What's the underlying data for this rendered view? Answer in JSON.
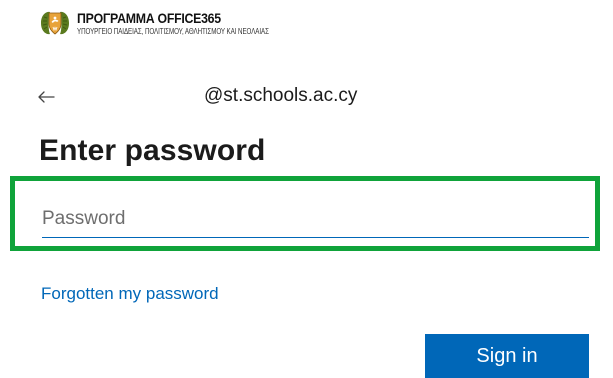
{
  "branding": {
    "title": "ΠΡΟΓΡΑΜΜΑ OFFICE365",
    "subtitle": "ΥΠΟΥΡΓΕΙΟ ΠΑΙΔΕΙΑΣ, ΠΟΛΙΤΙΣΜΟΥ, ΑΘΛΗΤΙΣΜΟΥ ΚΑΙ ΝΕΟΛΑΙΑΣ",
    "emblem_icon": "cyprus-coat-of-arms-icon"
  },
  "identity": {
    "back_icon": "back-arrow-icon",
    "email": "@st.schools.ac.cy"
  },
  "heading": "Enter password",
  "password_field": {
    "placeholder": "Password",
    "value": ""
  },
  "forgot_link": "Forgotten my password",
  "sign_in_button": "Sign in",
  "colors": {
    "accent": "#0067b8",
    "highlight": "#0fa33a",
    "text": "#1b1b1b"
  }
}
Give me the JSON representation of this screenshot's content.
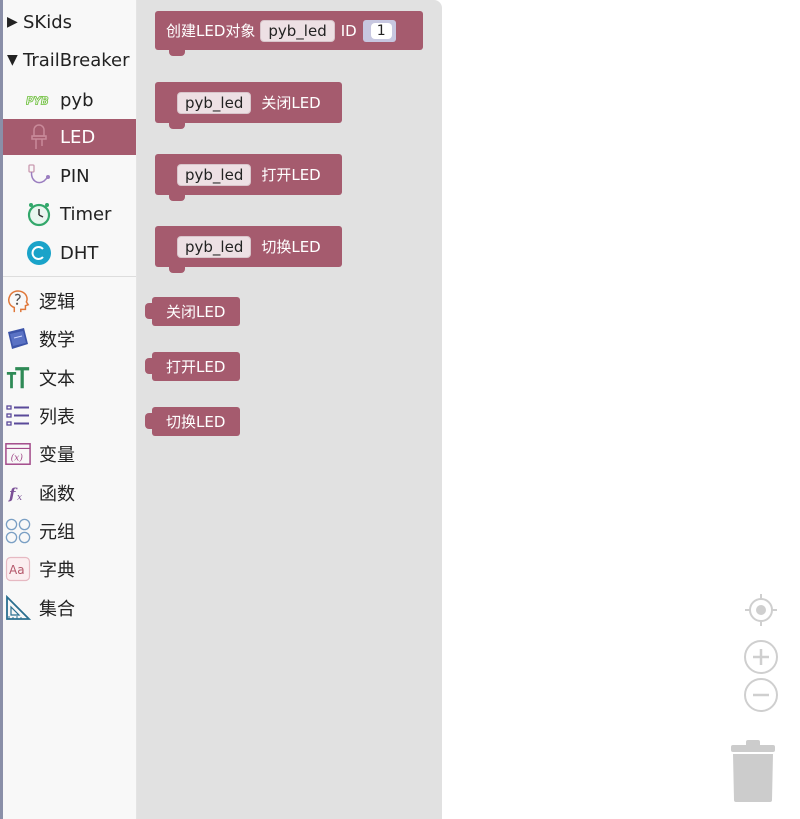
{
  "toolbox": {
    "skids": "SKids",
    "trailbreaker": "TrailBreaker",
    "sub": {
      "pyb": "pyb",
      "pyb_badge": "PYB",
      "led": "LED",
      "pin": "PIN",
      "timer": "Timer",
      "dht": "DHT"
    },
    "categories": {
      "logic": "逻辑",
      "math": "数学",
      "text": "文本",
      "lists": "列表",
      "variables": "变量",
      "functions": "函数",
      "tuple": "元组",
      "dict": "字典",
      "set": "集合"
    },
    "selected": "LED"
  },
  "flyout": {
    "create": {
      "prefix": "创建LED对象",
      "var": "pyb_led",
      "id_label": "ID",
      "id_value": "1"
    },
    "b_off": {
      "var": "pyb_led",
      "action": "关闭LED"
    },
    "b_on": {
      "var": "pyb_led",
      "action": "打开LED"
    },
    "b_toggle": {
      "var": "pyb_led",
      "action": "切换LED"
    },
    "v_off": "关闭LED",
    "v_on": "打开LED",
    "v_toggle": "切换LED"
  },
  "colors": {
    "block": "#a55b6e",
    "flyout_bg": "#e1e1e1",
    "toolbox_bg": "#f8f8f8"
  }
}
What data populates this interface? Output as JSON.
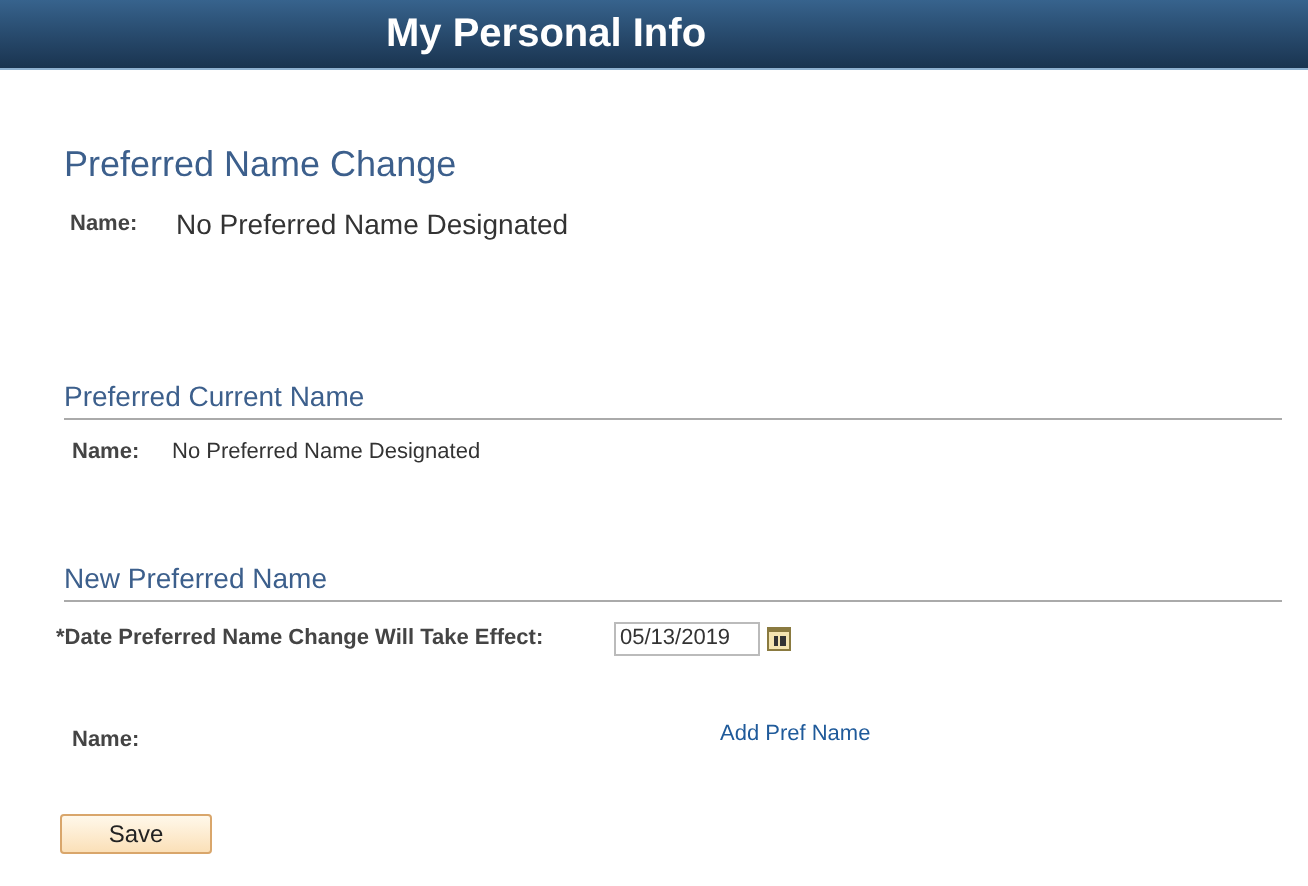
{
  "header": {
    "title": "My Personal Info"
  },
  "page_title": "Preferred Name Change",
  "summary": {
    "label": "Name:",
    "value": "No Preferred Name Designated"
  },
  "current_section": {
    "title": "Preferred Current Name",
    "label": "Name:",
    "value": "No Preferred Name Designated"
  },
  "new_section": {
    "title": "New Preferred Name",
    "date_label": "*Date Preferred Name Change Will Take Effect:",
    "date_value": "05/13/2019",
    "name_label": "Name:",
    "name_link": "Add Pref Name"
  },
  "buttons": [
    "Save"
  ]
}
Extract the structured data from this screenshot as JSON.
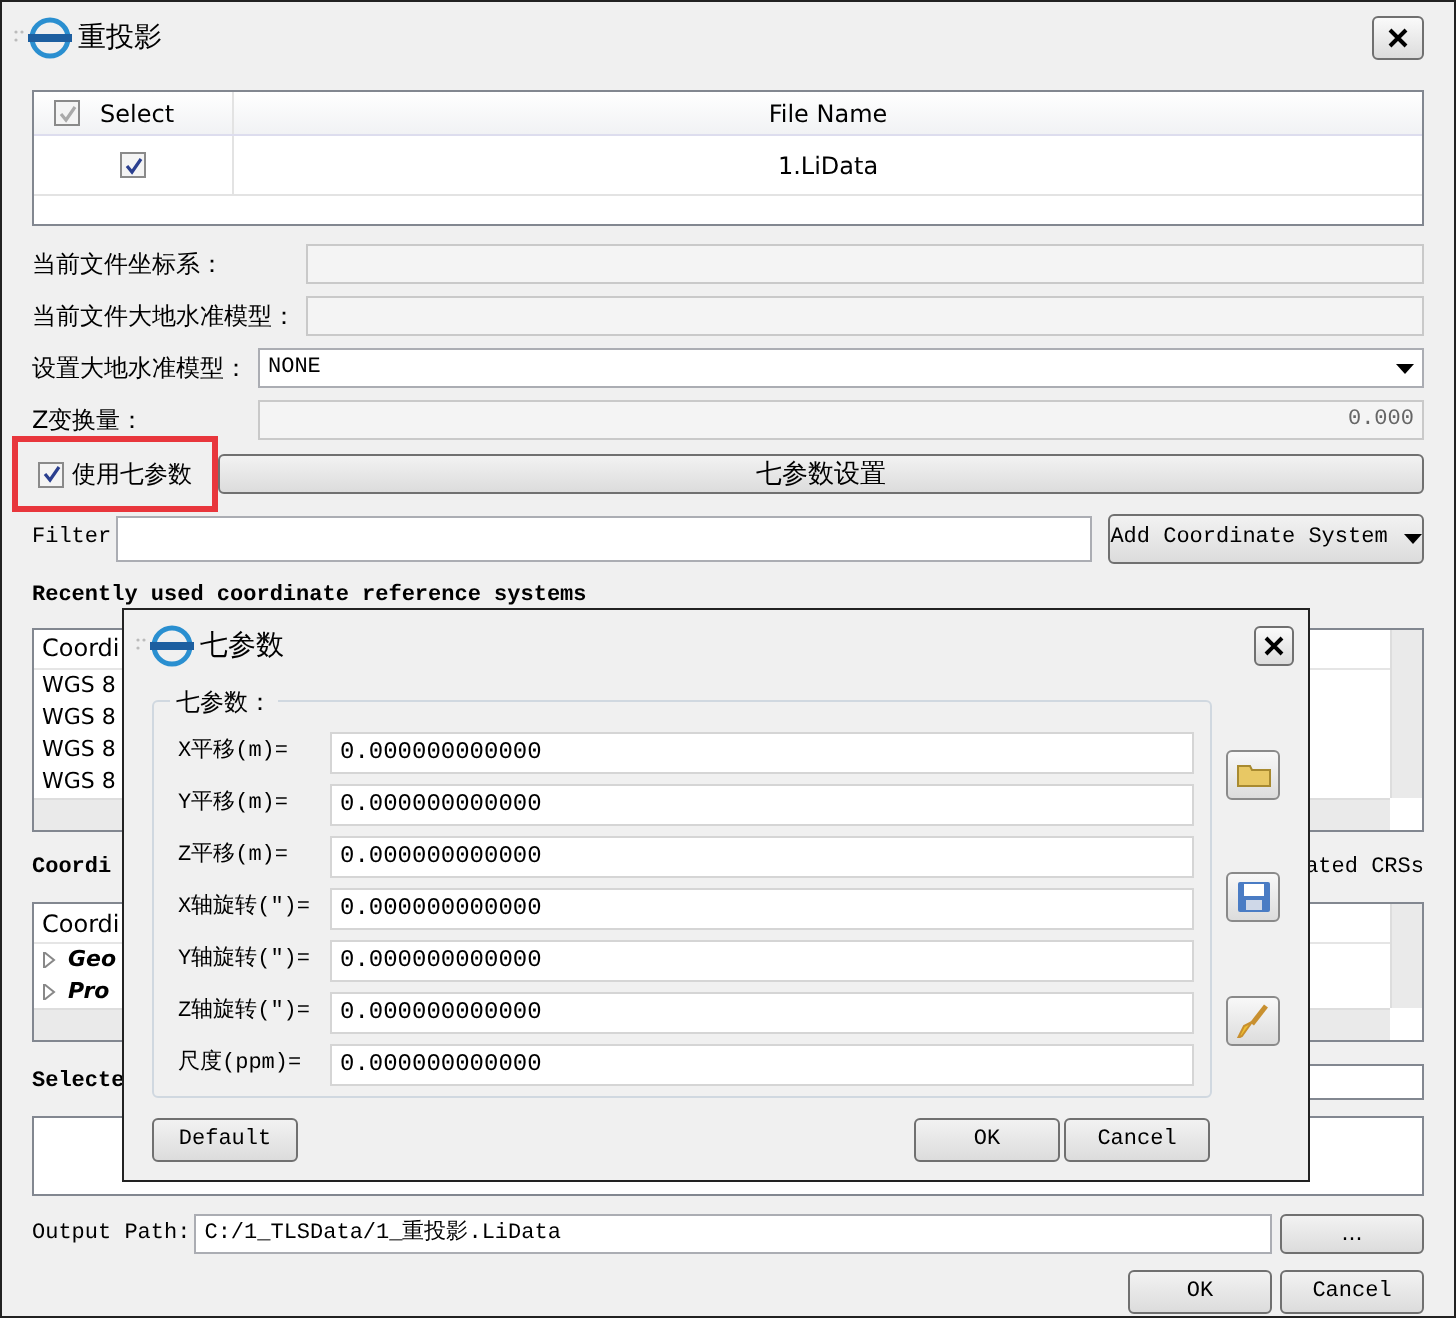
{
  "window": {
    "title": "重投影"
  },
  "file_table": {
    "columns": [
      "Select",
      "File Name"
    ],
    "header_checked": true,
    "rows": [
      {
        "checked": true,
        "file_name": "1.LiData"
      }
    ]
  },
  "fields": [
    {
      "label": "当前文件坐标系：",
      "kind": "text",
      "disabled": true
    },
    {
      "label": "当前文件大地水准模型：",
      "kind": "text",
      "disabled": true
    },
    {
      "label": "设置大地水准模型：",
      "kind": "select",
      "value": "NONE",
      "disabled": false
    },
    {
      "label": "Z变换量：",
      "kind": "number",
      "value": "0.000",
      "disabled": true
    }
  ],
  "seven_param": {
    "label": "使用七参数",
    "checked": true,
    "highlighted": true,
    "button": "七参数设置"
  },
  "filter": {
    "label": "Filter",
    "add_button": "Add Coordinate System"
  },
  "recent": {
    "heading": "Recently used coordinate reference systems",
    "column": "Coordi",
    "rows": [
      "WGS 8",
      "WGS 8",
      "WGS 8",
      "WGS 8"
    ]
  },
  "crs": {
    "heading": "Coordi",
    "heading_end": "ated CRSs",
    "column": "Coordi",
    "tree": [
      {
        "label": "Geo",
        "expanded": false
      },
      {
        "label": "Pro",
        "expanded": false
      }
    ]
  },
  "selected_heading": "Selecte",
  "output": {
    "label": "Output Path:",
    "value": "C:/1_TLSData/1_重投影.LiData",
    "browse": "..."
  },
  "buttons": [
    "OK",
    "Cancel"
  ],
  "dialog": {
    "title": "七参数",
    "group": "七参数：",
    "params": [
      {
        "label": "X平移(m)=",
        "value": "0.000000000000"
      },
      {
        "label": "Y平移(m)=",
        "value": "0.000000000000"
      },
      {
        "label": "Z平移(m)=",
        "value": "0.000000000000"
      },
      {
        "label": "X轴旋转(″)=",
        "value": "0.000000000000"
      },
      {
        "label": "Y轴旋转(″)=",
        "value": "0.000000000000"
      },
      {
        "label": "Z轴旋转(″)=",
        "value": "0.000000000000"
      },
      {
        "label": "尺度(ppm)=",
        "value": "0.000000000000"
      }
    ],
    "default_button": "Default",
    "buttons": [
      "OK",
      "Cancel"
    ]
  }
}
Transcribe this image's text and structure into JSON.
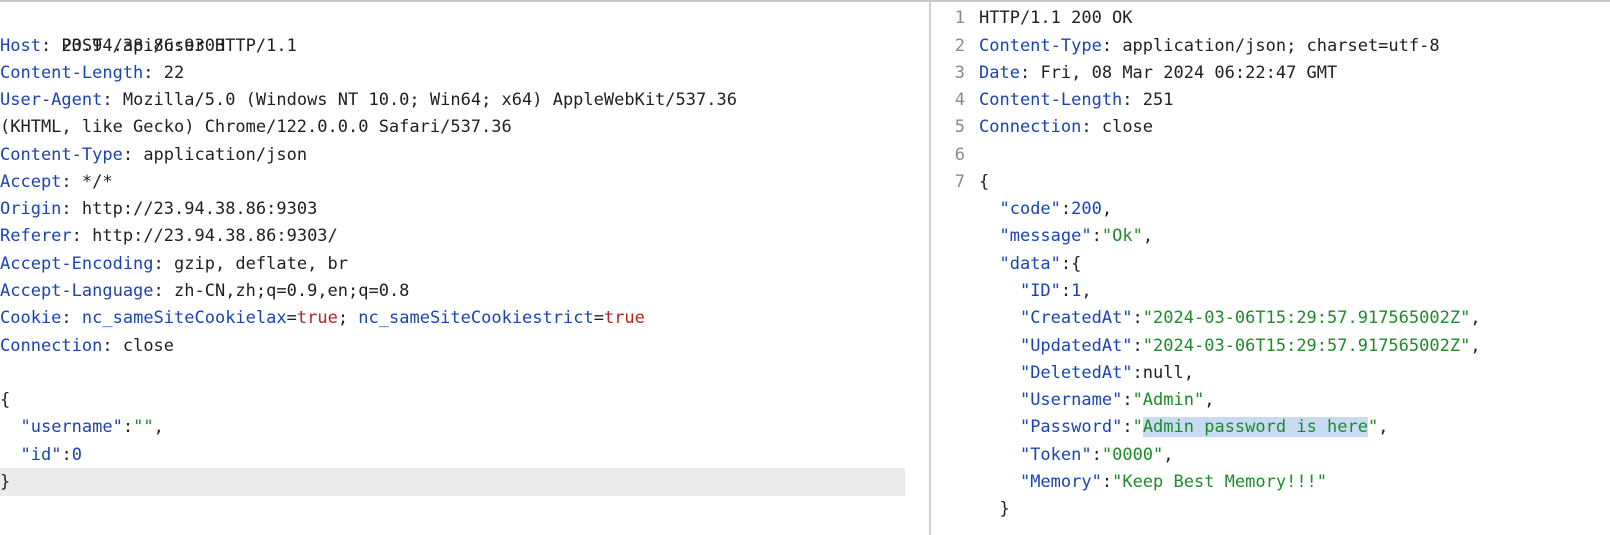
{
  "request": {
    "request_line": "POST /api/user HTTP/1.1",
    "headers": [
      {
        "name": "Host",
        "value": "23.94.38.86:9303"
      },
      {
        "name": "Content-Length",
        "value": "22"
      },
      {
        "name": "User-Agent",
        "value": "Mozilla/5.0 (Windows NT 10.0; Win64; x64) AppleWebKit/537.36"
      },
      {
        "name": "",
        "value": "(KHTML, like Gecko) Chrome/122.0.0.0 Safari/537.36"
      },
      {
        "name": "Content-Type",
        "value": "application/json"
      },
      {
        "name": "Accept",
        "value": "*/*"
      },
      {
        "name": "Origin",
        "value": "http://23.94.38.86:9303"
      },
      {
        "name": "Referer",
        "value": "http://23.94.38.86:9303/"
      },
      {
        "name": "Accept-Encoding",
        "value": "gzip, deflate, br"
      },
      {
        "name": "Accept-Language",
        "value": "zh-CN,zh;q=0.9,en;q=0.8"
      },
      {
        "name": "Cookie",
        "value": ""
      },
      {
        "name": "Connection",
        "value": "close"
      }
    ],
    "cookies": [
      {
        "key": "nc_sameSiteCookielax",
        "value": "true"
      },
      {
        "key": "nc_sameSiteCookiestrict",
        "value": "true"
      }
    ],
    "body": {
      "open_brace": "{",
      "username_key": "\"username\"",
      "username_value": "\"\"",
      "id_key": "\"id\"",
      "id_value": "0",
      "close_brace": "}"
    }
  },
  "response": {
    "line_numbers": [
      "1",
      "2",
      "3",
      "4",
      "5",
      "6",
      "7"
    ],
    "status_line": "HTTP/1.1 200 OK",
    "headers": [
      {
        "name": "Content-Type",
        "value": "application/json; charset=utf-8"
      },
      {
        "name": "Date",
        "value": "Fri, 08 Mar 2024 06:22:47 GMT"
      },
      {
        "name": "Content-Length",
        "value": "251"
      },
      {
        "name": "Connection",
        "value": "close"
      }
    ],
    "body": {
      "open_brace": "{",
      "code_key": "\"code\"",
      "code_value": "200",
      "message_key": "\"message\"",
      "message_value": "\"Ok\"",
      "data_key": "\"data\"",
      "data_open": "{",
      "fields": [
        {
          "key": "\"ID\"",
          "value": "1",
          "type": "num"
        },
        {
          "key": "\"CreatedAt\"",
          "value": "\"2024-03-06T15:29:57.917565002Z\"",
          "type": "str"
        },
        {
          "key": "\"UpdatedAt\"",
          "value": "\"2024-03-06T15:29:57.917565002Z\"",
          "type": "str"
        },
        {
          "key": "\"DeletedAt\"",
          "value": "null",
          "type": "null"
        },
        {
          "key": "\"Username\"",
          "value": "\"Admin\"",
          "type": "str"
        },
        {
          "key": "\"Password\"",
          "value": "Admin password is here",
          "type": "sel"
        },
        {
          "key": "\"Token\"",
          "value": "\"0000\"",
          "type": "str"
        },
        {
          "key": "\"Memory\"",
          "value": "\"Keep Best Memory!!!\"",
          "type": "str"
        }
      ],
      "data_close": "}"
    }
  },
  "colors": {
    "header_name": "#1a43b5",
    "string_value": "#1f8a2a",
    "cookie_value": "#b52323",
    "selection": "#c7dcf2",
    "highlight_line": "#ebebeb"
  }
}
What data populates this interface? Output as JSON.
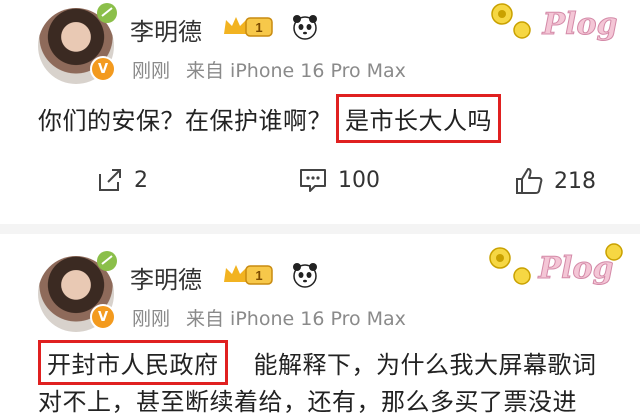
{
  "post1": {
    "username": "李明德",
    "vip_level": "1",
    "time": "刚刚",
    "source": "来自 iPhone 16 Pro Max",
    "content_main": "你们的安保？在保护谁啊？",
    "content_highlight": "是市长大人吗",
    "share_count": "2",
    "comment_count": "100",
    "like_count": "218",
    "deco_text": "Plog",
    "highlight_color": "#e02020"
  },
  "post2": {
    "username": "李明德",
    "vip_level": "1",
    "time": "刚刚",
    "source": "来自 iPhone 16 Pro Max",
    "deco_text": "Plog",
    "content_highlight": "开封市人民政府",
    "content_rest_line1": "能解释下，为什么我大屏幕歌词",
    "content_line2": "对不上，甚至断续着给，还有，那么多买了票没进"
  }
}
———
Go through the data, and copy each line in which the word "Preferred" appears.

  "page_title": "Preferred Name Change",
    "value": "No Preferred Name Designated"
    "title": "Preferred Current Name",
    "value": "No Preferred Name Designated"
    "title": "New Preferred Name",
    "date_label": "*Date Preferred Name Change Will Take Effect:",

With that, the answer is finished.